But never fret, there still will be one large 15.6-inch central infotainment screen that can be rotated in either portrait or landscape orientation.
The Chrysler brand has always been about comfort and the ease of driving. As such, it carried over that reputation to the Halcyon. The car will float on four-corner air suspension to enhance both driving comfort and efficiency, which likely means it will utilize the system as part of its active aerodynamics. The car will also make use of a sliding rear diffuser and rear spoiler to ramp up just how sleek (and efficient) it can be while driving to maximize range.
Speaking of easy, Chrysler clearly wants to make it easy for EV owners to just drive. The Halcyon concept is designed to accept wireless charging, so whether it be a public road that supports it or a pad in the garage, owners need not worry about plugging in—an idea that many companies have been working to make a reality in the future.
And if the car does have to stop and plug in for DC fast charging, an ultra-fast experience will be the pinnacle of the journey. The brand has designed its powertrain around an 800-volt battery architecture, enabling 200 miles of range to be recharged in as little as five minutes.
Now, all of these ideas sound great on paper. But it doesn't mean that any of the styling or engineering choices will actually make it into a production car. The entire auto industry is notorious for pumping out very cool concepts, but whether or not those come to fruition is a bit dicey. And after all those years of concepts, Chrysler, at some point, has to deliver.

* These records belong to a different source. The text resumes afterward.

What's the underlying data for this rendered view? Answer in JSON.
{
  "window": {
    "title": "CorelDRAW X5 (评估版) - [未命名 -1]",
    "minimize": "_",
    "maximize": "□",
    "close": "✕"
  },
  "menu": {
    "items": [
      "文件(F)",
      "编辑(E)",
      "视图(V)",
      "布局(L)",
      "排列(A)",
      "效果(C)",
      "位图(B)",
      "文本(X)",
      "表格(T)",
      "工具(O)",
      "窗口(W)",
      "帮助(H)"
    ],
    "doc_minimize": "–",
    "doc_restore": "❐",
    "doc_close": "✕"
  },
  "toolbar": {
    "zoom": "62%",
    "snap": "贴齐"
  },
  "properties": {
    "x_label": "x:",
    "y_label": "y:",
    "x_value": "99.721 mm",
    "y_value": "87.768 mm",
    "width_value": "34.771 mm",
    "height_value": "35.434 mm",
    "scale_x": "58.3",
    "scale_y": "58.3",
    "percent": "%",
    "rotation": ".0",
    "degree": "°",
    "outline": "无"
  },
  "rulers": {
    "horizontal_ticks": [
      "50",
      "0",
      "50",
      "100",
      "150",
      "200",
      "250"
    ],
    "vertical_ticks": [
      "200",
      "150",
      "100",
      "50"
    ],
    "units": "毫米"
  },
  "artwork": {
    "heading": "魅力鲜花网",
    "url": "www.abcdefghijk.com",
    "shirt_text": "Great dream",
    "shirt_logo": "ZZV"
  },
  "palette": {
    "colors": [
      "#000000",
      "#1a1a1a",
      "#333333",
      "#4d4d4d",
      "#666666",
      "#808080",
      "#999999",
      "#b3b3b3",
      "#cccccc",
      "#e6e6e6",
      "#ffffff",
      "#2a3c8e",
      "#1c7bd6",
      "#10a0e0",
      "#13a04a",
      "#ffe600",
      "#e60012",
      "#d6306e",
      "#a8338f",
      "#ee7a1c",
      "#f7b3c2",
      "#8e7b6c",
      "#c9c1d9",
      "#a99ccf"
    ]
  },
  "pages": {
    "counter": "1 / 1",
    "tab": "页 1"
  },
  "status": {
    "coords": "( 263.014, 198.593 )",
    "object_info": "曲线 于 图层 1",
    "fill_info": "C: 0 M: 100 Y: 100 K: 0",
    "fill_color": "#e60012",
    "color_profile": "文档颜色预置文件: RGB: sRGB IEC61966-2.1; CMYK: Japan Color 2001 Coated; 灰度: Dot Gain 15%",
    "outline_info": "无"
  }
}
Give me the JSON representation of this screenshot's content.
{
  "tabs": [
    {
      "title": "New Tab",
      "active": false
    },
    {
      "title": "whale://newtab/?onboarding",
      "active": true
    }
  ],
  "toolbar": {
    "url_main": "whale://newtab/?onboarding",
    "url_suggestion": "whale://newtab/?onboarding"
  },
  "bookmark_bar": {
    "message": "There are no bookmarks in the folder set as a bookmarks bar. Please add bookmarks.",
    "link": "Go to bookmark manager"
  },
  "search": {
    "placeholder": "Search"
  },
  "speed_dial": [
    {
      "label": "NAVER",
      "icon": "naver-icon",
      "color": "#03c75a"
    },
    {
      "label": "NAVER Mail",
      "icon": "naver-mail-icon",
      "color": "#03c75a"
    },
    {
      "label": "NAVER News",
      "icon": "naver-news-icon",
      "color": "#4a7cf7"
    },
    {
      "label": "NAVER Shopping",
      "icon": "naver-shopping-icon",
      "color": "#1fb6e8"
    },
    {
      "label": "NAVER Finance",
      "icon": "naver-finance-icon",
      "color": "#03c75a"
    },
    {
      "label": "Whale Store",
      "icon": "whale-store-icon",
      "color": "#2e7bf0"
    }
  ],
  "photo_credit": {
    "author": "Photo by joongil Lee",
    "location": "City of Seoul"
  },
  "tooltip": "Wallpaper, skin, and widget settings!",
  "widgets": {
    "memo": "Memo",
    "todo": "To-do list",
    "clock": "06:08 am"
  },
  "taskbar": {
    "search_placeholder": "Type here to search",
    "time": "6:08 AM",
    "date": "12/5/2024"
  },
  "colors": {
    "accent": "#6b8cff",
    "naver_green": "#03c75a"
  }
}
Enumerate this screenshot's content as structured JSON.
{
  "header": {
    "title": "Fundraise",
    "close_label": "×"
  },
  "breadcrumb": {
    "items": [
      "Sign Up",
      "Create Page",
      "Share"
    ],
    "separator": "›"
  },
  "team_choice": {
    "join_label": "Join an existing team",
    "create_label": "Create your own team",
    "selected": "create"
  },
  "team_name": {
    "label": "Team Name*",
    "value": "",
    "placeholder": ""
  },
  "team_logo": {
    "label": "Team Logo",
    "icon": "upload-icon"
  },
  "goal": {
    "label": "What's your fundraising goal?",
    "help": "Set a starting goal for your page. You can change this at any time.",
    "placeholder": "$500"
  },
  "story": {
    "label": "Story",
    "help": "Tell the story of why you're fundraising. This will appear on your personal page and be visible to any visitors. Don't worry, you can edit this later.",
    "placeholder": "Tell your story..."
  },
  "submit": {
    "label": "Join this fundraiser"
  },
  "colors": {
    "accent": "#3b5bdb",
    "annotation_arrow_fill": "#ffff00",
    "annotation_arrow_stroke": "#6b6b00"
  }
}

But Chrysler's design team did an impeccable job building something refreshingly new while still sticking to timeless design philosophies. If the Halcyon is a glimpse into what Chrysler's all-electric future can be, that future finally looks bright.